N2 - Compelling evidence about the differences in the biology and behavior of invasive breast cancer between African-American (AA) and White-American (WA) women motivate inquiry into comparing the clinicopathology of non-invasive breast cancer (ductal carcinoma in situ, DCIS). AA and WA women diagnosed with their first primary DCIS between 1990 and 1999 were identified from the institutional tumor registry. Data on method of presentation, treatment, and patient characteristics were retrieved from electronic medical records. Patients were followed up through the medical records until the diagnosis of a subsequent cancer or the last day of contact with the institution. A total of 100 (29.6%) AAs and 236 (70.4%) WAs with the mean age of 60 (SD ± 13) and 57 (SD ± 12), respectively, contributed to this study. DCIS was detected during routine screening mammography for 81% (n = 81) of AAs and 88.4% (n = 206) of WAs (P = 0.073). Differences in the distributions of grade, margin status, necrosis, or treatment modalities were not statistically significant between AAs and WAs. Analysis of competing risks Cox proportional hazard multivariate modeling yielded a significant 8-year cumulative risk of a second cancer for AAs but only in the ipsilateral breast (HR = 3.96, 95% CI 1.42-11.04, P = 0.01). Despite comparable clinical presentation and treatment, 8 years after the initial treatment, AAs experienced a higher risk of second breast cancer in ipsilateral but not in the contralateral breast. The observed excess risk of a second cancer in the ipsilateral breast may suggest of intrinsic differences in the biology of cancer.

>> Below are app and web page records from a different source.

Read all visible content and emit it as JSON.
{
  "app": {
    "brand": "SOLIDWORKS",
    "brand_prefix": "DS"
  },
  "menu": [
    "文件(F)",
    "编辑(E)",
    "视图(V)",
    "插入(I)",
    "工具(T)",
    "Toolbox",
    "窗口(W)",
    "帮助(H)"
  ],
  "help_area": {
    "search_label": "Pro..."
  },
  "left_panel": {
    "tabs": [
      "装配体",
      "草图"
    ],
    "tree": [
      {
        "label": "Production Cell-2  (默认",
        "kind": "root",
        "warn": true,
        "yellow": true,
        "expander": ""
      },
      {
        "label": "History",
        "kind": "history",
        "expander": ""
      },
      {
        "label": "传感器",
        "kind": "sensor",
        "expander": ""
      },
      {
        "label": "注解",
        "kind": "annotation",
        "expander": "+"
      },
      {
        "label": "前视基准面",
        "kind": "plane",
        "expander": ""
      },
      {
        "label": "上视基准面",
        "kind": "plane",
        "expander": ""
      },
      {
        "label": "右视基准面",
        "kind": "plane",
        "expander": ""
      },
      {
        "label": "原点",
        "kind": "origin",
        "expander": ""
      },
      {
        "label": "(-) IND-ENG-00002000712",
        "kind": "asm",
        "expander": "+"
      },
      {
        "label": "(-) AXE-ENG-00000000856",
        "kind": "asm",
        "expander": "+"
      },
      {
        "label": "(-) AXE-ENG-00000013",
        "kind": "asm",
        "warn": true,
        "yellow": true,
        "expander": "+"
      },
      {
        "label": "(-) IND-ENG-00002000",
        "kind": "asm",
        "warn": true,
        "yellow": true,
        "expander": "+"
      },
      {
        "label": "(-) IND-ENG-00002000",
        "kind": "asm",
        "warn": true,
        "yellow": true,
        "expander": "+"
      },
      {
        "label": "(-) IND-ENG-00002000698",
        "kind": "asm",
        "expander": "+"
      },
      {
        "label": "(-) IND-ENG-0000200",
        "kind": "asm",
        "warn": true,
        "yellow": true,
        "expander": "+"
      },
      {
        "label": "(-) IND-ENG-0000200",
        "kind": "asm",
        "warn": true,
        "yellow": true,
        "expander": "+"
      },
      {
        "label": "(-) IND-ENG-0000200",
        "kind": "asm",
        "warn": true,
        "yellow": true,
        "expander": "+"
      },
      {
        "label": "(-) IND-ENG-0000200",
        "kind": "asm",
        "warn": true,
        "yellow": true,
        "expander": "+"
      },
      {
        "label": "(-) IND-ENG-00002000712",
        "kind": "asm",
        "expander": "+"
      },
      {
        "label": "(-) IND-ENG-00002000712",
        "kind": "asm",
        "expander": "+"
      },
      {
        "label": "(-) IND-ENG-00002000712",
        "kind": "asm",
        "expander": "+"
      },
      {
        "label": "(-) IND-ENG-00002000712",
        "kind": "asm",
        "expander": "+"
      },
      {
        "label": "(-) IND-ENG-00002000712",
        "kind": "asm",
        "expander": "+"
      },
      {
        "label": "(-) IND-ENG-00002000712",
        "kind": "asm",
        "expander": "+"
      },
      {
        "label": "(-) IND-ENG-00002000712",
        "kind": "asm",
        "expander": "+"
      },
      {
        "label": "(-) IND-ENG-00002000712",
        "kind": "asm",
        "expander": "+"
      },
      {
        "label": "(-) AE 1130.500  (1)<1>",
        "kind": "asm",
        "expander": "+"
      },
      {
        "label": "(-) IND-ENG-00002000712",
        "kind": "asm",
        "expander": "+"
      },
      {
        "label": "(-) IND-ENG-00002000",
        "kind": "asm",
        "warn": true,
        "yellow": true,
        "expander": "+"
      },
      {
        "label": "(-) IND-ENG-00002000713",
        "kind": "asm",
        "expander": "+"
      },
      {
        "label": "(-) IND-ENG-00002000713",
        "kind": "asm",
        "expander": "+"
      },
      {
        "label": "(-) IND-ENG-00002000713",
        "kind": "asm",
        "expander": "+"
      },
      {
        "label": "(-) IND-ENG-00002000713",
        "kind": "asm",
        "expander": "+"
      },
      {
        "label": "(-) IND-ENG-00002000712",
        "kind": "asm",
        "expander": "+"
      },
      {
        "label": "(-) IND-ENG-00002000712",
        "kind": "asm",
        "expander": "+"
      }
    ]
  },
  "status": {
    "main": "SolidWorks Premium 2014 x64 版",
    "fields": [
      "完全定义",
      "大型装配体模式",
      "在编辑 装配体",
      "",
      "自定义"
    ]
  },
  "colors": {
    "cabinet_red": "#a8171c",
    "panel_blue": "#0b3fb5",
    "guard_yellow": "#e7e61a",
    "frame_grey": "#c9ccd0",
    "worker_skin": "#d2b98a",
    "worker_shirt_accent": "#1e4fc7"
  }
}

AB - Compelling evidence about the differences in the biology and behavior of invasive breast cancer between African-American (AA) and White-American (WA) women motivate inquiry into comparing the clinicopathology of non-invasive breast cancer (ductal carcinoma in situ, DCIS). AA and WA women diagnosed with their first primary DCIS between 1990 and 1999 were identified from the institutional tumor registry. Data on method of presentation, treatment, and patient characteristics were retrieved from electronic medical records. Patients were followed up through the medical records until the diagnosis of a subsequent cancer or the last day of contact with the institution. A total of 100 (29.6%) AAs and 236 (70.4%) WAs with the mean age of 60 (SD ± 13) and 57 (SD ± 12), respectively, contributed to this study. DCIS was detected during routine screening mammography for 81% (n = 81) of AAs and 88.4% (n = 206) of WAs (P = 0.073). Differences in the distributions of grade, margin status, necrosis, or treatment modalities were not statistically significant between AAs and WAs. Analysis of competing risks Cox proportional hazard multivariate modeling yielded a significant 8-year cumulative risk of a second cancer for AAs but only in the ipsilateral breast (HR = 3.96, 95% CI 1.42-11.04, P = 0.01). Despite comparable clinical presentation and treatment, 8 years after the initial treatment, AAs experienced a higher risk of second breast cancer in ipsilateral but not in the contralateral breast. The observed excess risk of a second cancer in the ipsilateral breast may suggest of intrinsic differences in the biology of cancer.

KW - African-American

KW - African-Ancestry

KW - Ductal carcinoma in situ

KW - Second breast cancer

KW - White-American

UR - http://www.scopus.com/inward/record.url?scp=84856226834&partnerID=8YFLogxK

UR - http://www.scopus.com/inward/citedby.url?scp=84856226834&partnerID=8YFLogxK

U2 - 10.1007/s10549-011-1742-5

DO - 10.1007/s10549-011-1742-5

M3 - Article

VL - 131

SP - 561

EP - 570

JO - Breast Cancer Research and Treatment

JF - Breast Cancer Research and Treatment

SN - 0167-6806

IS - 2

ER -